The incentive programs that paid for Marion’s four leased electric cars and purchased charging stations were funded not by tax dollars (another error by Mr. North), but rather from fees on vehicle inspections. This information comes straight from Ms. Sejal Shah, director of the program (2). Once again, we all pay these fees – shouldn’t we also benefit from them? At the end of the leases, the EMC proposes to use some of the windfall funds to re-lease or replace the electric cars.
For many decades, the electricity used by Massachusetts residents has been generated largely (about 80 percent) by burning fossil fuels. People living near power plants – such as those in Sandwich and Fall River – have had to put up with views of smokestacks and plumes of toxic fumes from these plants so that we all could benefit from the electrical output. It would be interesting to hear the response of these folks to last week’s letter by Ms. Stamos, in which she complained about the whoosh of a wind turbine occasionally heard over the background traffic noise from Route 25. She claimed that construction equipment damaged Bourne’s roads, even though the loads heeded state regulations. “Strobing” is impossible in the community she mentions, as the homes are located south of all the turbines, and thus the blades cannot pass between them and the sun.
Thanks to foresighted leaders in our state and despite these efforts to misinform, Massachusetts is transitioning toward renewable energy sources. Marion’s Energy Management Committee is embracing this transition.
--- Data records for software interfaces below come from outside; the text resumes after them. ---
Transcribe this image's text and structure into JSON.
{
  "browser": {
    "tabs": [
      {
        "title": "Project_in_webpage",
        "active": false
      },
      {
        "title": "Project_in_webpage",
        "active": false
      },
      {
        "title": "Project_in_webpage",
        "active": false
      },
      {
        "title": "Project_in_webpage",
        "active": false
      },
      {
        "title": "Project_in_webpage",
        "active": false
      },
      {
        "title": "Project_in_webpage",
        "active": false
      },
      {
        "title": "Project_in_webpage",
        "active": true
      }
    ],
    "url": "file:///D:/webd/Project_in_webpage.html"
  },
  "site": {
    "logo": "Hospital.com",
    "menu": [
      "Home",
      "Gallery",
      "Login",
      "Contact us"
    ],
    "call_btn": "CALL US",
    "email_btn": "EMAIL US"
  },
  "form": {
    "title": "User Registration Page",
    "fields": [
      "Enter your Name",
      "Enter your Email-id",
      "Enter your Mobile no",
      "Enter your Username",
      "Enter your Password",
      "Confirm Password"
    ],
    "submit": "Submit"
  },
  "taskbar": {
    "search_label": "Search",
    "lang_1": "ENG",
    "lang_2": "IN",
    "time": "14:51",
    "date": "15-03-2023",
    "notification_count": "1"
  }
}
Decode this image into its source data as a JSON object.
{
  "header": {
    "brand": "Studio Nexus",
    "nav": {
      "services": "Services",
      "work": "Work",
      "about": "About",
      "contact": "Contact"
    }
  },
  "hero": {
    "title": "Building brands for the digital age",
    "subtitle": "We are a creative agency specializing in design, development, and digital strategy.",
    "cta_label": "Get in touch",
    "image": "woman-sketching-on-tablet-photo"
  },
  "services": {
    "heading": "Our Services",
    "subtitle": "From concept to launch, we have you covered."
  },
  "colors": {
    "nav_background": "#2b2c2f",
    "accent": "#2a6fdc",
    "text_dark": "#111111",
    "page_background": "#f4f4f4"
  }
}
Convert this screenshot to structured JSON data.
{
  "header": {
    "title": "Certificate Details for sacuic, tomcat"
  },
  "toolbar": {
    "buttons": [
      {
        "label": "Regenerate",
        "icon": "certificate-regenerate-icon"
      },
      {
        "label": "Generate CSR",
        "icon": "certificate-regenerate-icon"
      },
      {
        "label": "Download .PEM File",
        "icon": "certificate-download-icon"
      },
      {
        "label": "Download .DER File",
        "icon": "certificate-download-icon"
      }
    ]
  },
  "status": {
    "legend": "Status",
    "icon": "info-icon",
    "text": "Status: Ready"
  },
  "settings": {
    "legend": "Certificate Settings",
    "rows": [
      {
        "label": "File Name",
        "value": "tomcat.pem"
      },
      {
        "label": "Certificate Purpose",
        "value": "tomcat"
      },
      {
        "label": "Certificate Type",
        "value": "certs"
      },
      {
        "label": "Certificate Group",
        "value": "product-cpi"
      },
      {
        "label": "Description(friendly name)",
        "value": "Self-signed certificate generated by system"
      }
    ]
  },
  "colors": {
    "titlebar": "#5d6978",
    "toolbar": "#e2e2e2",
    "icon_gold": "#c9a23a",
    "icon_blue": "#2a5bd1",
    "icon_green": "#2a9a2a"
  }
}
We hope our residents will arm themselves with facts, not fantasy, and vote for Article #5 at Town Meeting on Oct. 24.
Jennifer Francis on behalf of the EMC